High: 92°F ~ Low: 73°F
Thursday, Aug. 25, 2016

F-word policy should stand for failure

Wednesday, August 31, 2005

I have always given the British credit for their refinement, their civility and their restraint. Now give them credit for their stupidity. Or at least some of them.

This is really hard to believe.

Weavers School in England is our equivalent of an alternative school - it includes primarily 15- and 16-year-olds who have had past behavior problems in school. The school just announced a new policy that allows students to use the f-word in class up to five times each day. If the student uses the magical phrase more than five times, they will be spoken to.

The teachers will keep a running score of the f-word total from each student on the chalkboard daily.

Parents and even the British government are understandably upset by the new policy. But the school administration is adamant that the policy will stand. They argue that since this language is a part of the students' daily lives, why not allow that same language in the classroom. And apparently they offer that argument with a straight face.

The administration thinks that the policy will force the students to consider their language choices and perhaps change their foul-mouths. But parents believe just the opposite will happen. I would bet that some students near the end of the school day will see they have some free f-words to their credit and make up for lost time.

At what point did humanity simply lose their collective minds? Who in their right mind would actually suggest such a policy? If I didn't know better, I would bet this is just a joke. But apparently I would lose that bet.

This is just like letting a person commit a crime but allowing them five opportunities each day before they are corrected. Am I missing something here?

OK, so I still respect the British and admire their stiff upper lip.

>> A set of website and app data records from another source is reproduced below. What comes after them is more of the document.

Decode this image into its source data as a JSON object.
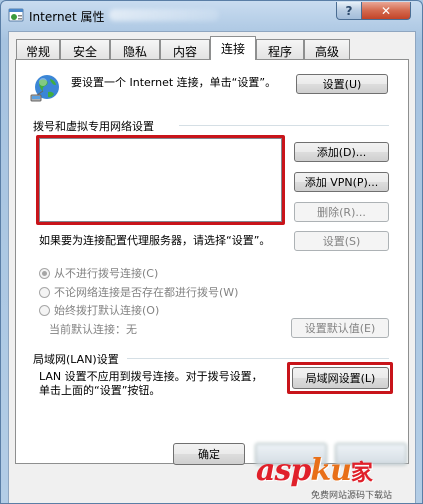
{
  "window": {
    "title": "Internet 属性",
    "help_label": "?",
    "close_label": "✕"
  },
  "tabs": [
    {
      "label": "常规"
    },
    {
      "label": "安全"
    },
    {
      "label": "隐私"
    },
    {
      "label": "内容"
    },
    {
      "label": "连接",
      "active": true
    },
    {
      "label": "程序"
    },
    {
      "label": "高级"
    }
  ],
  "setup": {
    "text": "要设置一个 Internet 连接，单击“设置”。",
    "button": "设置(U)"
  },
  "dialup": {
    "section_label": "拨号和虚拟专用网络设置",
    "add_button": "添加(D)...",
    "add_vpn_button": "添加 VPN(P)...",
    "remove_button": "删除(R)...",
    "proxy_text": "如果要为连接配置代理服务器，请选择“设置”。",
    "settings_button": "设置(S)",
    "radio_options": [
      {
        "label": "从不进行拨号连接(C)",
        "checked": true
      },
      {
        "label": "不论网络连接是否存在都进行拨号(W)",
        "checked": false
      },
      {
        "label": "始终拨打默认连接(O)",
        "checked": false
      }
    ],
    "current_default": "当前默认连接：无",
    "set_default_button": "设置默认值(E)"
  },
  "lan": {
    "section_label": "局域网(LAN)设置",
    "text": "LAN 设置不应用到拨号连接。对于拨号设置，单击上面的“设置”按钮。",
    "button": "局域网设置(L)"
  },
  "footer": {
    "ok_button": "确定"
  },
  "watermark": {
    "brand_a": "asp",
    "brand_b": "ku",
    "brand_c": "家",
    "sub": "免费网站源码下载站"
  },
  "colors": {
    "highlight_border": "#c8141a",
    "disabled_text": "#838383"
  }
}
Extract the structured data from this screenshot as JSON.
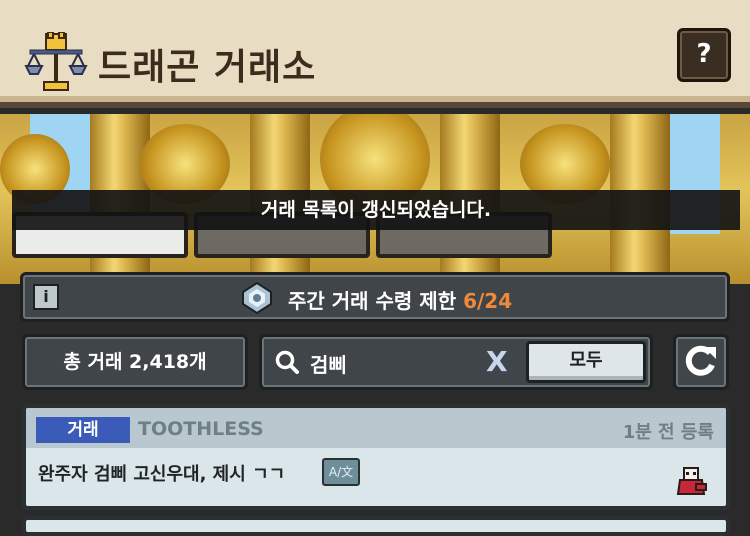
{
  "header": {
    "title": "드래곤 거래소",
    "help_label": "?"
  },
  "toast": {
    "message": "거래 목록이 갱신되었습니다."
  },
  "info": {
    "info_icon": "i",
    "limit_label": "주간 거래 수령 제한",
    "limit_value": "6/24"
  },
  "summary": {
    "total_trades": "총 거래 2,418개"
  },
  "search": {
    "query": "검삐",
    "clear_label": "X",
    "filter_label": "모두"
  },
  "listings": [
    {
      "tag": "거래",
      "seller": "TOOTHLESS",
      "time": "1분 전 등록",
      "message": "완주자 검삐 고신우대, 제시 ㄱㄱ",
      "translate_label": "A/文"
    }
  ],
  "icons": {
    "logo": "scales-cat-icon",
    "limit": "trade-limit-emblem-icon",
    "search": "search-icon",
    "refresh": "refresh-icon",
    "avatar": "dragon-avatar-icon"
  },
  "colors": {
    "accent_orange": "#f08a3a",
    "tag_blue": "#3a5bb7",
    "panel_dark": "#3f4548",
    "header_bg": "#e8dcc2"
  }
}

But somewhere around Weavers School are a few Brits who make you wonder what the hell they were thinking!

Respond to this story

Posting a comment requires free registration:

Michael Jensen
Michael Jensen